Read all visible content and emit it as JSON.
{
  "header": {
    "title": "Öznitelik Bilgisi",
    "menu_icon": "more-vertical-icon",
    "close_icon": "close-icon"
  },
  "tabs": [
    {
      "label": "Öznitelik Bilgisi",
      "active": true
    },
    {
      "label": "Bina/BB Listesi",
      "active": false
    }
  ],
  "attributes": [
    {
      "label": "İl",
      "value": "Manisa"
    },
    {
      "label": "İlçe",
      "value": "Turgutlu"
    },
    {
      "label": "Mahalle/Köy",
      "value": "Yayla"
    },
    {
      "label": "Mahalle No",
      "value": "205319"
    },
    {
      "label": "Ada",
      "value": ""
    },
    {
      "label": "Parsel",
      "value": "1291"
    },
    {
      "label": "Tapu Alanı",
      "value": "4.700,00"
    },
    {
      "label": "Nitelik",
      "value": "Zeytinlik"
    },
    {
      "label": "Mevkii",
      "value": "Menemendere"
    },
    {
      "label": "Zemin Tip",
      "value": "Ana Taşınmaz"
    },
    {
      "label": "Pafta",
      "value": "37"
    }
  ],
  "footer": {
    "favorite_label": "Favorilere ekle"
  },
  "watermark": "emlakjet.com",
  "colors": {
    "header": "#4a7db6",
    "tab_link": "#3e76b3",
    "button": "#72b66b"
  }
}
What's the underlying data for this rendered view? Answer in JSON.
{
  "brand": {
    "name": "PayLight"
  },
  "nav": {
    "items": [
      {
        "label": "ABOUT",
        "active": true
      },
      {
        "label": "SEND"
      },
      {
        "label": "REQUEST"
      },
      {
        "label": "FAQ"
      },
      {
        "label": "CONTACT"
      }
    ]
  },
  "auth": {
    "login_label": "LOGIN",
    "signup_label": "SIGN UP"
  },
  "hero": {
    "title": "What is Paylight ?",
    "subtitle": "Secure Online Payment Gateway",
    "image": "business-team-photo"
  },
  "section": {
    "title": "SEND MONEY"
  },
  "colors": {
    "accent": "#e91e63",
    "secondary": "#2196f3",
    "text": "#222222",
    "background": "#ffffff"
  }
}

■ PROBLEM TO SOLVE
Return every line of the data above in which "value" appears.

■ ANSWER TO THE PROBLEM
      "value": "Manisa"
      "value": "Turgutlu"
      "value": "Yayla"
      "value": "205319"
      "value": ""
      "value": "1291"
      "value": "4.700,00"
      "value": "Zeytinlik"
      "value": "Menemendere"
      "value": "Ana Taşınmaz"
      "value": "37"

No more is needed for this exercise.